↓

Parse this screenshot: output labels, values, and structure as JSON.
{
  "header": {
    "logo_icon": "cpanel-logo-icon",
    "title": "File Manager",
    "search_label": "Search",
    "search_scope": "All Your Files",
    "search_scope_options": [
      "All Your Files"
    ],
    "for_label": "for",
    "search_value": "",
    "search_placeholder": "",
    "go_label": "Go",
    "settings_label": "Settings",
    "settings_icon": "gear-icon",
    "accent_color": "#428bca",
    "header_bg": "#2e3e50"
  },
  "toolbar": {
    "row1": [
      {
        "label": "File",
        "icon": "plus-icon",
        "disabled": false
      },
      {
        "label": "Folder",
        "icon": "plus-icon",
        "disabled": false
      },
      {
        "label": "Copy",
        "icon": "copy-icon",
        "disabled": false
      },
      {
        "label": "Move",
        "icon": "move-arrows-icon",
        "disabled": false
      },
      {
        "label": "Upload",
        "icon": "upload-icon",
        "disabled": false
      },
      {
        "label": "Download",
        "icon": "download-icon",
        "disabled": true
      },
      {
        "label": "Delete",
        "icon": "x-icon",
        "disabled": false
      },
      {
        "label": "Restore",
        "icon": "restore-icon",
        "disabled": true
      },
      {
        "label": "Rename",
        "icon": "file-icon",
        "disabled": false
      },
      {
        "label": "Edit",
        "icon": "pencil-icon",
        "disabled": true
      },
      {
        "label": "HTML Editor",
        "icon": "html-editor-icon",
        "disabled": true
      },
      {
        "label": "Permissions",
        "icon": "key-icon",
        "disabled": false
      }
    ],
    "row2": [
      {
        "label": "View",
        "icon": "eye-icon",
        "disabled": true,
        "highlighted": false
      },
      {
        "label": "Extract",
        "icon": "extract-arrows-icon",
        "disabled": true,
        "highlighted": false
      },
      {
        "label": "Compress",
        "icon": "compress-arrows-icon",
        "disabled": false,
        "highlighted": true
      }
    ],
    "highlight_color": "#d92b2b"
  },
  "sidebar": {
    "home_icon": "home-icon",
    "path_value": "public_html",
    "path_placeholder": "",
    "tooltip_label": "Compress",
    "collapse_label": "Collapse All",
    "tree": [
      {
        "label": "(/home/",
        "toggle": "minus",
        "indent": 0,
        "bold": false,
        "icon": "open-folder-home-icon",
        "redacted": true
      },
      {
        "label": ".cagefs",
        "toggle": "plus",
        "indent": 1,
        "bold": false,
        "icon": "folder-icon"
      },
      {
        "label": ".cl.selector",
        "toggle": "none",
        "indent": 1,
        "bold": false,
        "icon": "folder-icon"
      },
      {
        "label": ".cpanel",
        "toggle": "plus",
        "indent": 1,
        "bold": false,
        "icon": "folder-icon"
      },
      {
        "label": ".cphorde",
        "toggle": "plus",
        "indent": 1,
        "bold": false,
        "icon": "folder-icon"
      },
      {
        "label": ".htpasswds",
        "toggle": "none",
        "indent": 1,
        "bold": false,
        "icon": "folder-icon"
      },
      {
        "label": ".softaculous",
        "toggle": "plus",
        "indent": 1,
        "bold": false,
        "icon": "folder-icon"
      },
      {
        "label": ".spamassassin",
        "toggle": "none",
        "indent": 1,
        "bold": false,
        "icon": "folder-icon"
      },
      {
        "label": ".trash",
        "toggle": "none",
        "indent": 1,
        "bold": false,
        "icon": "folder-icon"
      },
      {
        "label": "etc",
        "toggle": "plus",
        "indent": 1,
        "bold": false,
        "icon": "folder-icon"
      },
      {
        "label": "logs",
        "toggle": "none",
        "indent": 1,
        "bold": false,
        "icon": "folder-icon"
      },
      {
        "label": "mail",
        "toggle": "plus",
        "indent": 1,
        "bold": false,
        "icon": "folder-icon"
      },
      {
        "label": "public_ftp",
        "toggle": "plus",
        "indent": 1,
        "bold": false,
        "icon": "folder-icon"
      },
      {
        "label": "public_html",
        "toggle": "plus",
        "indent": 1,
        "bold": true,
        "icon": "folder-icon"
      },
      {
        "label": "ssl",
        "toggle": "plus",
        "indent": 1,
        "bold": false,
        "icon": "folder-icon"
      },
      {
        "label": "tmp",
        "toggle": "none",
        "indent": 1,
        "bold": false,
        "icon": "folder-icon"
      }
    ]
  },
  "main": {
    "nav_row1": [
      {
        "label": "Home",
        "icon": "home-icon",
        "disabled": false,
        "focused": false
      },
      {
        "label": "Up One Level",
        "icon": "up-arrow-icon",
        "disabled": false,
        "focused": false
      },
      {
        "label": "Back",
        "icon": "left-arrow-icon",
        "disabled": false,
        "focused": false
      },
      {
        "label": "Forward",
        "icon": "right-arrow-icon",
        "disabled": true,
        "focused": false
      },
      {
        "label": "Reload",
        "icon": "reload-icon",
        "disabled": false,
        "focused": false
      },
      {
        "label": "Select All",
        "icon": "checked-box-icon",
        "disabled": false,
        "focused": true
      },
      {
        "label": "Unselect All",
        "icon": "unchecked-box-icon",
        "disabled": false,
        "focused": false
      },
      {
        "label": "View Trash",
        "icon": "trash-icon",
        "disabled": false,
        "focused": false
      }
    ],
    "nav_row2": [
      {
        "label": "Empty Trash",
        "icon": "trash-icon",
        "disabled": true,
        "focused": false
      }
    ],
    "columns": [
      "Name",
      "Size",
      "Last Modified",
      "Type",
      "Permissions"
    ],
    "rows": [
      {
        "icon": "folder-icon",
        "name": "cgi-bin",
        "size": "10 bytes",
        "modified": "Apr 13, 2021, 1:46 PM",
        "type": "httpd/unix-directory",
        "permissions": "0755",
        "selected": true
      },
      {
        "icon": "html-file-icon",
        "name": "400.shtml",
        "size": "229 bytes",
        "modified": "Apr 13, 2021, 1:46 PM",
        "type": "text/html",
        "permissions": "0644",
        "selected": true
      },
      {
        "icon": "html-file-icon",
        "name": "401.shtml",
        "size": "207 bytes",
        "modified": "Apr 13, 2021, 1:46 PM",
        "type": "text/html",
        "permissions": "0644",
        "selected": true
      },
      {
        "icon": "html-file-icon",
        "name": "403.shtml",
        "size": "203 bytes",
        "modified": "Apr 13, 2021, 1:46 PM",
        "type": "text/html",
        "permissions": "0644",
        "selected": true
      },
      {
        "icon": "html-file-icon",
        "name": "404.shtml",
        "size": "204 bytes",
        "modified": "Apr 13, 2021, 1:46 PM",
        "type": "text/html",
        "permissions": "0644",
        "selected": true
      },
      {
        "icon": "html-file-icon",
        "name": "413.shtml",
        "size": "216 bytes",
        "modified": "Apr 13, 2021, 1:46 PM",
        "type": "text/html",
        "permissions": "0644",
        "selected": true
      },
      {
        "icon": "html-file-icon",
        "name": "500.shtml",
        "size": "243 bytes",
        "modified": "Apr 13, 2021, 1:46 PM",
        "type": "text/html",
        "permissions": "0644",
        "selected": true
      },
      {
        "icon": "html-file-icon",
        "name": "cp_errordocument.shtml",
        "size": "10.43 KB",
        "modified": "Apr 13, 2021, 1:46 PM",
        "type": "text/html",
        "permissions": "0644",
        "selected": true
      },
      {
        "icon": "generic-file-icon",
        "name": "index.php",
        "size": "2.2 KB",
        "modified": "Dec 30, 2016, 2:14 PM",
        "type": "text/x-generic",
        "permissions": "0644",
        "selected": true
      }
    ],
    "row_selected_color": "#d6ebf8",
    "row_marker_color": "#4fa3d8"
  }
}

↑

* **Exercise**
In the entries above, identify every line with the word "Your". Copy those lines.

* **Answer below**
    "search_scope": "All Your Files",
      "All Your Files"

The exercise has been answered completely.